Data about app and page elements -
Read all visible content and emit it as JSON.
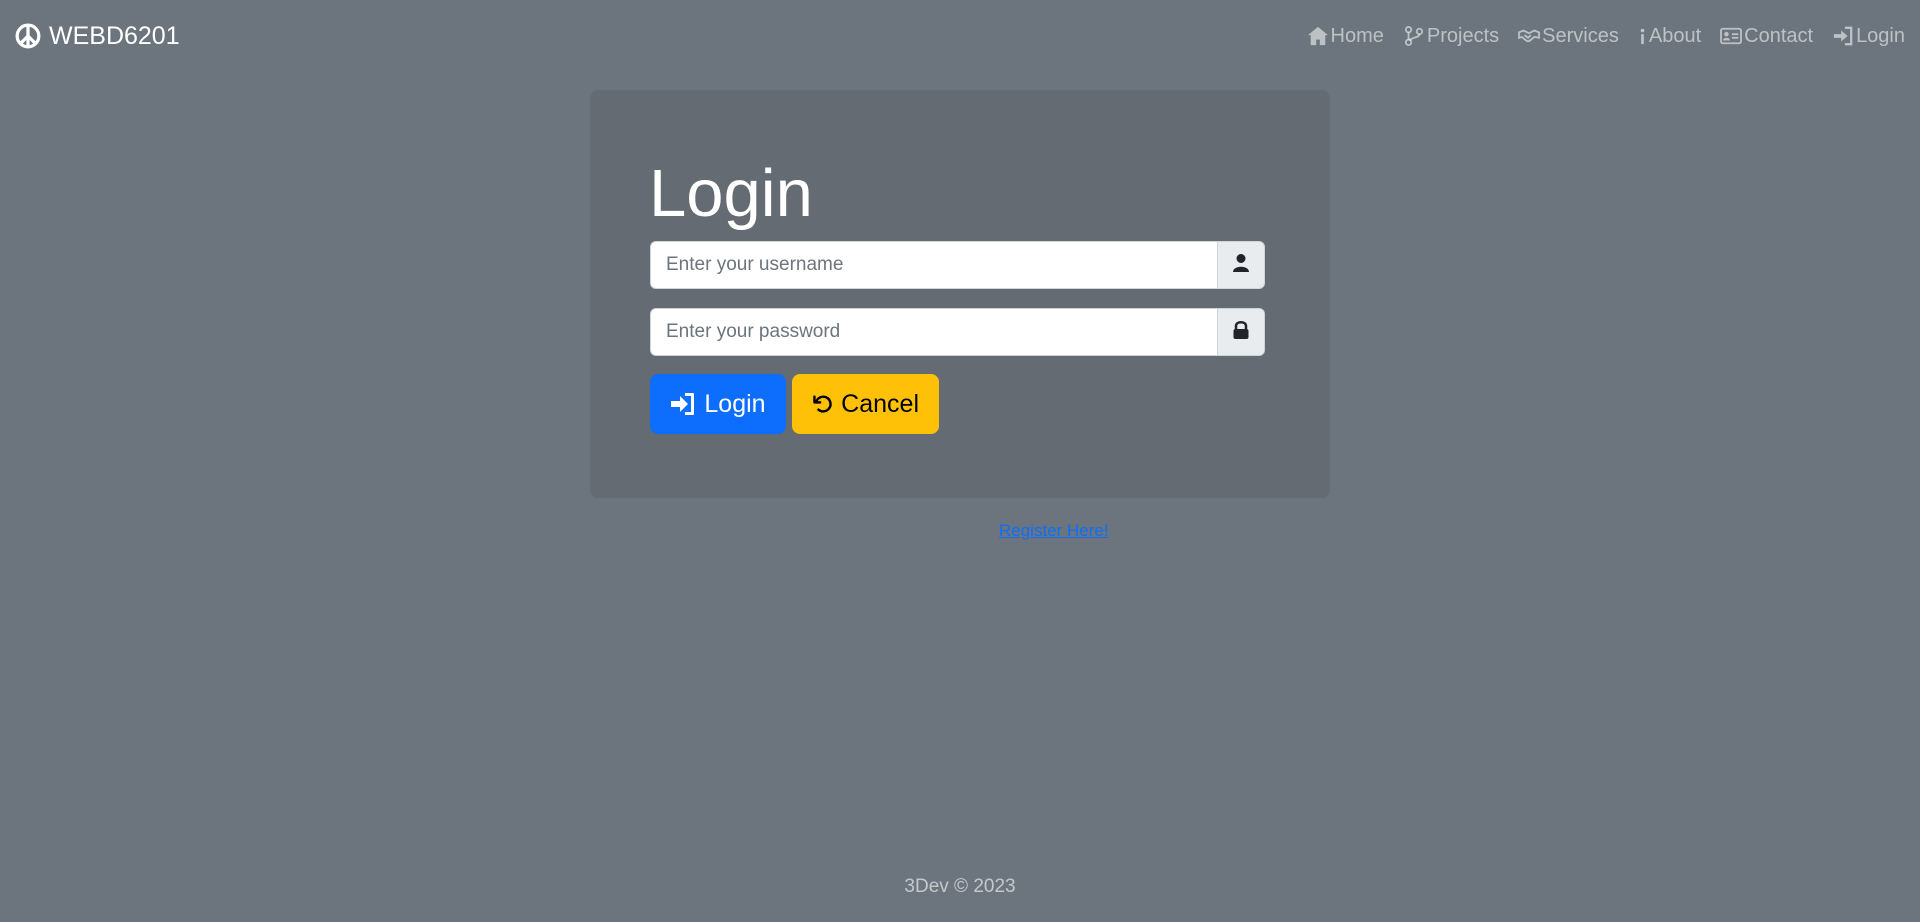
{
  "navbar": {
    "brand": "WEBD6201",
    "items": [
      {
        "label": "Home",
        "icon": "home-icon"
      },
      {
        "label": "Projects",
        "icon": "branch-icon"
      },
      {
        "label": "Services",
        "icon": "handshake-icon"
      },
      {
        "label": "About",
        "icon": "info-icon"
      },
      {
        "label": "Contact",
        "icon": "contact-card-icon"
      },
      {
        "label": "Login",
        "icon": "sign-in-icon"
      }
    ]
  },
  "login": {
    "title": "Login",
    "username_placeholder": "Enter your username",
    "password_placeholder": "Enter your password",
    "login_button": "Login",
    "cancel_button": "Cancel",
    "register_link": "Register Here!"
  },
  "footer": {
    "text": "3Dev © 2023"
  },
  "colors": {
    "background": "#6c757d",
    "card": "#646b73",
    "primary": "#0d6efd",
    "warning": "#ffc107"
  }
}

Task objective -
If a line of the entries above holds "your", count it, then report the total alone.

Answer box -
2